PROBLEM DESCRIPTION
What is needed is an exact copy of every line in the listing.

EXCERPTED DATA
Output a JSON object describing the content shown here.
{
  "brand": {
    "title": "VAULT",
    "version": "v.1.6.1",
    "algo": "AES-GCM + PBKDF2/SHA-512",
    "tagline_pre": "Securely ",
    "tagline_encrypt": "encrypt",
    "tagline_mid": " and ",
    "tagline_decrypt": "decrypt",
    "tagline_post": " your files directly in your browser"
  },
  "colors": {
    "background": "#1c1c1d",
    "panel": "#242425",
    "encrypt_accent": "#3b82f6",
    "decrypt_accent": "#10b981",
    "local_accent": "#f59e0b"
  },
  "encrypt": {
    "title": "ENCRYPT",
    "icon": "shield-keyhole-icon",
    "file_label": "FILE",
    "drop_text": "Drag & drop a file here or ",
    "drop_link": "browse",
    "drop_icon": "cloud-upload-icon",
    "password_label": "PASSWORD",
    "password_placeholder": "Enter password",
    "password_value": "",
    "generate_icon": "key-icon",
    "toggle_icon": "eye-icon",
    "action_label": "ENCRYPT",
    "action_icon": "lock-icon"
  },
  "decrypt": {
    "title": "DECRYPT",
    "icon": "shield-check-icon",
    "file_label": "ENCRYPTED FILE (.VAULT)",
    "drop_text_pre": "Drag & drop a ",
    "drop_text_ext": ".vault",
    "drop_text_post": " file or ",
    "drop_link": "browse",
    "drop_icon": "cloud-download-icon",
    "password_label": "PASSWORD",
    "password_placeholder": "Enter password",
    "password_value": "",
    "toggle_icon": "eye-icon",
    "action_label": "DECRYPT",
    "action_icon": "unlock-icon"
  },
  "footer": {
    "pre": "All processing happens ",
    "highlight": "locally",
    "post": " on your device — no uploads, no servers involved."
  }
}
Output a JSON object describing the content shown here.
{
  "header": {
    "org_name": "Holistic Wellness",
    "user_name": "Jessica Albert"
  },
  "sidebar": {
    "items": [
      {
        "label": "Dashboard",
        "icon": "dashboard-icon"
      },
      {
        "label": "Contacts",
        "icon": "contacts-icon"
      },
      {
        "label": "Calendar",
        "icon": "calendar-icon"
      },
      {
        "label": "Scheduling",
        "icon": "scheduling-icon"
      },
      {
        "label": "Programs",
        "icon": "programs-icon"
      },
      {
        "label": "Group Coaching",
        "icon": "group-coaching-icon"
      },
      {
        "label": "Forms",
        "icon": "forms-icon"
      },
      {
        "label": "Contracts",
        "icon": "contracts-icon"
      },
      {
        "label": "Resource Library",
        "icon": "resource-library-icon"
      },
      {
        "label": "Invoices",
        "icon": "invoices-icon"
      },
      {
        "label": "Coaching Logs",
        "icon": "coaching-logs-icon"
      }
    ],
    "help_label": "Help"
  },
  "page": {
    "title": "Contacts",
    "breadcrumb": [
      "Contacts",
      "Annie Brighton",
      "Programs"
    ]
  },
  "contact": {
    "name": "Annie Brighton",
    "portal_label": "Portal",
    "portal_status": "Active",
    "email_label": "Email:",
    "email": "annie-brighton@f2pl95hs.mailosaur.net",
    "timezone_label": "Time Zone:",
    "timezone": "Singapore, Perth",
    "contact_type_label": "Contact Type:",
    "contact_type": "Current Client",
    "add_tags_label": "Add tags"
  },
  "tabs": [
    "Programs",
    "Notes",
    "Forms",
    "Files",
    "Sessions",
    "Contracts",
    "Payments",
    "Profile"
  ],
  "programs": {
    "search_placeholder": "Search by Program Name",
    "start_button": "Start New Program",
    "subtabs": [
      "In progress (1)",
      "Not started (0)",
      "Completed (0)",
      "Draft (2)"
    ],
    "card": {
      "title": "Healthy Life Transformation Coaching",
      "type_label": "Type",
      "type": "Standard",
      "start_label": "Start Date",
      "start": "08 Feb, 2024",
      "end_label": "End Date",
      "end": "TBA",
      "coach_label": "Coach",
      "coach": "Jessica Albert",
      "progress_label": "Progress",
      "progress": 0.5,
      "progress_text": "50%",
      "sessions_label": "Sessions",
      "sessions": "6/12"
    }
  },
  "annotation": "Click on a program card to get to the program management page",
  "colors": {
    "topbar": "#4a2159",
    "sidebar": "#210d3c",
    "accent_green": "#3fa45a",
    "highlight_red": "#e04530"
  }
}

TASK RESPONSE
Output a JSON object describing the content shown here.
{
  "brand": {
    "title": "VAULT",
    "version": "v.1.6.1",
    "algo": "AES-GCM + PBKDF2/SHA-512",
    "tagline_pre": "Securely ",
    "tagline_encrypt": "encrypt",
    "tagline_mid": " and ",
    "tagline_decrypt": "decrypt",
    "tagline_post": " your files directly in your browser"
  },
  "colors": {
    "background": "#1c1c1d",
    "panel": "#242425",
    "encrypt_accent": "#3b82f6",
    "decrypt_accent": "#10b981",
    "local_accent": "#f59e0b"
  },
  "encrypt": {
    "title": "ENCRYPT",
    "icon": "shield-keyhole-icon",
    "file_label": "FILE",
    "drop_text": "Drag & drop a file here or ",
    "drop_link": "browse",
    "drop_icon": "cloud-upload-icon",
    "password_label": "PASSWORD",
    "password_placeholder": "Enter password",
    "password_value": "",
    "generate_icon": "key-icon",
    "toggle_icon": "eye-icon",
    "action_label": "ENCRYPT",
    "action_icon": "lock-icon"
  },
  "decrypt": {
    "title": "DECRYPT",
    "icon": "shield-check-icon",
    "file_label": "ENCRYPTED FILE (.VAULT)",
    "drop_text_pre": "Drag & drop a ",
    "drop_text_ext": ".vault",
    "drop_text_post": " file or ",
    "drop_link": "browse",
    "drop_icon": "cloud-download-icon",
    "password_label": "PASSWORD",
    "password_placeholder": "Enter password",
    "password_value": "",
    "toggle_icon": "eye-icon",
    "action_label": "DECRYPT",
    "action_icon": "unlock-icon"
  },
  "footer": {
    "pre": "All processing happens ",
    "highlight": "locally",
    "post": " on your device — no uploads, no servers involved."
  }
}
Output a JSON object describing the content shown here.
{
  "header": {
    "org_name": "Holistic Wellness",
    "user_name": "Jessica Albert"
  },
  "sidebar": {
    "items": [
      {
        "label": "Dashboard",
        "icon": "dashboard-icon"
      },
      {
        "label": "Contacts",
        "icon": "contacts-icon"
      },
      {
        "label": "Calendar",
        "icon": "calendar-icon"
      },
      {
        "label": "Scheduling",
        "icon": "scheduling-icon"
      },
      {
        "label": "Programs",
        "icon": "programs-icon"
      },
      {
        "label": "Group Coaching",
        "icon": "group-coaching-icon"
      },
      {
        "label": "Forms",
        "icon": "forms-icon"
      },
      {
        "label": "Contracts",
        "icon": "contracts-icon"
      },
      {
        "label": "Resource Library",
        "icon": "resource-library-icon"
      },
      {
        "label": "Invoices",
        "icon": "invoices-icon"
      },
      {
        "label": "Coaching Logs",
        "icon": "coaching-logs-icon"
      }
    ],
    "help_label": "Help"
  },
  "page": {
    "title": "Contacts",
    "breadcrumb": [
      "Contacts",
      "Annie Brighton",
      "Programs"
    ]
  },
  "contact": {
    "name": "Annie Brighton",
    "portal_label": "Portal",
    "portal_status": "Active",
    "email_label": "Email:",
    "email": "annie-brighton@f2pl95hs.mailosaur.net",
    "timezone_label": "Time Zone:",
    "timezone": "Singapore, Perth",
    "contact_type_label": "Contact Type:",
    "contact_type": "Current Client",
    "add_tags_label": "Add tags"
  },
  "tabs": [
    "Programs",
    "Notes",
    "Forms",
    "Files",
    "Sessions",
    "Contracts",
    "Payments",
    "Profile"
  ],
  "programs": {
    "search_placeholder": "Search by Program Name",
    "start_button": "Start New Program",
    "subtabs": [
      "In progress (1)",
      "Not started (0)",
      "Completed (0)",
      "Draft (2)"
    ],
    "card": {
      "title": "Healthy Life Transformation Coaching",
      "type_label": "Type",
      "type": "Standard",
      "start_label": "Start Date",
      "start": "08 Feb, 2024",
      "end_label": "End Date",
      "end": "TBA",
      "coach_label": "Coach",
      "coach": "Jessica Albert",
      "progress_label": "Progress",
      "progress": 0.5,
      "progress_text": "50%",
      "sessions_label": "Sessions",
      "sessions": "6/12"
    }
  },
  "annotation": "Click on a program card to get to the program management page",
  "colors": {
    "topbar": "#4a2159",
    "sidebar": "#210d3c",
    "accent_green": "#3fa45a",
    "highlight_red": "#e04530"
  }
}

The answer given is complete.